[[ Supplied material, beginning ]]

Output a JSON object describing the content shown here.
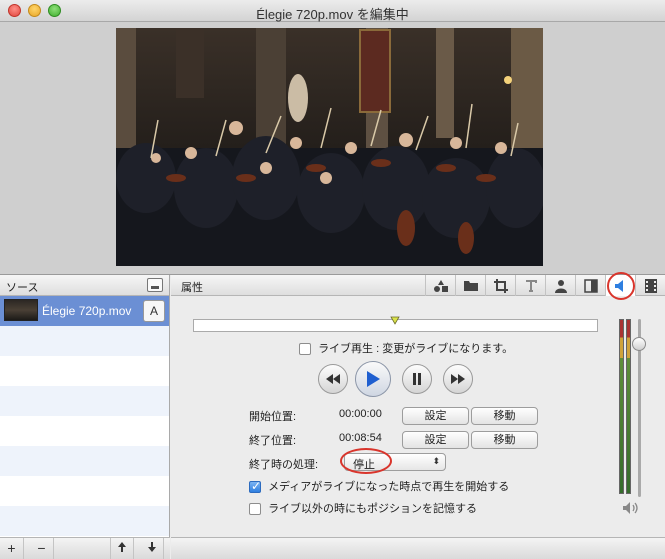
{
  "window": {
    "title": "Élegie 720p.mov を編集中"
  },
  "source_pane": {
    "header": "ソース",
    "items": [
      {
        "name": "Élegie 720p.mov",
        "badge": "A"
      }
    ],
    "footer": {
      "add": "+",
      "remove": "−",
      "up": "⬆",
      "down": "⬇"
    }
  },
  "properties_pane": {
    "header": "属性",
    "tabs": [
      {
        "icon": "shapes-icon"
      },
      {
        "icon": "folder-icon"
      },
      {
        "icon": "crop-icon"
      },
      {
        "icon": "text-icon"
      },
      {
        "icon": "person-icon"
      },
      {
        "icon": "layout-icon"
      },
      {
        "icon": "speaker-icon",
        "active": true
      },
      {
        "icon": "filmstrip-icon"
      }
    ],
    "live_play_label": "ライブ再生 : 変更がライブになります。",
    "live_play_checked": false,
    "start_label": "開始位置:",
    "start_time": "00:00:00",
    "end_label": "終了位置:",
    "end_time": "00:08:54",
    "set_label": "設定",
    "move_label": "移動",
    "on_end_label": "終了時の処理:",
    "on_end_value": "停止",
    "start_on_live_label": "メディアがライブになった時点で再生を開始する",
    "start_on_live_checked": true,
    "remember_position_label": "ライブ以外の時にもポジションを記憶する",
    "remember_position_checked": false
  },
  "colors": {
    "accent": "#2f7fe0",
    "selection": "#6b8fd4",
    "annotation": "#d9352c"
  }
}
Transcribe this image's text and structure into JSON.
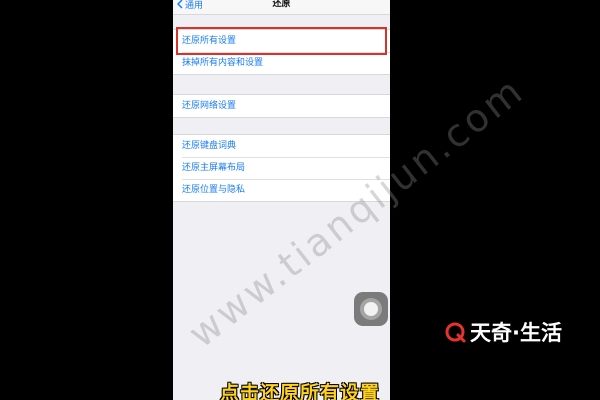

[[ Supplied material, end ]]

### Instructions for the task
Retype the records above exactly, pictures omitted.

### Solution to the exercise
Output a JSON object describing the content shown here.
{
  "window": {
    "title": "Élegie 720p.mov を編集中"
  },
  "source_pane": {
    "header": "ソース",
    "items": [
      {
        "name": "Élegie 720p.mov",
        "badge": "A"
      }
    ],
    "footer": {
      "add": "+",
      "remove": "−",
      "up": "⬆",
      "down": "⬇"
    }
  },
  "properties_pane": {
    "header": "属性",
    "tabs": [
      {
        "icon": "shapes-icon"
      },
      {
        "icon": "folder-icon"
      },
      {
        "icon": "crop-icon"
      },
      {
        "icon": "text-icon"
      },
      {
        "icon": "person-icon"
      },
      {
        "icon": "layout-icon"
      },
      {
        "icon": "speaker-icon",
        "active": true
      },
      {
        "icon": "filmstrip-icon"
      }
    ],
    "live_play_label": "ライブ再生 : 変更がライブになります。",
    "live_play_checked": false,
    "start_label": "開始位置:",
    "start_time": "00:00:00",
    "end_label": "終了位置:",
    "end_time": "00:08:54",
    "set_label": "設定",
    "move_label": "移動",
    "on_end_label": "終了時の処理:",
    "on_end_value": "停止",
    "start_on_live_label": "メディアがライブになった時点で再生を開始する",
    "start_on_live_checked": true,
    "remember_position_label": "ライブ以外の時にもポジションを記憶する",
    "remember_position_checked": false
  },
  "colors": {
    "accent": "#2f7fe0",
    "selection": "#6b8fd4",
    "annotation": "#d9352c"
  }
}
Transcribe this image's text and structure into JSON.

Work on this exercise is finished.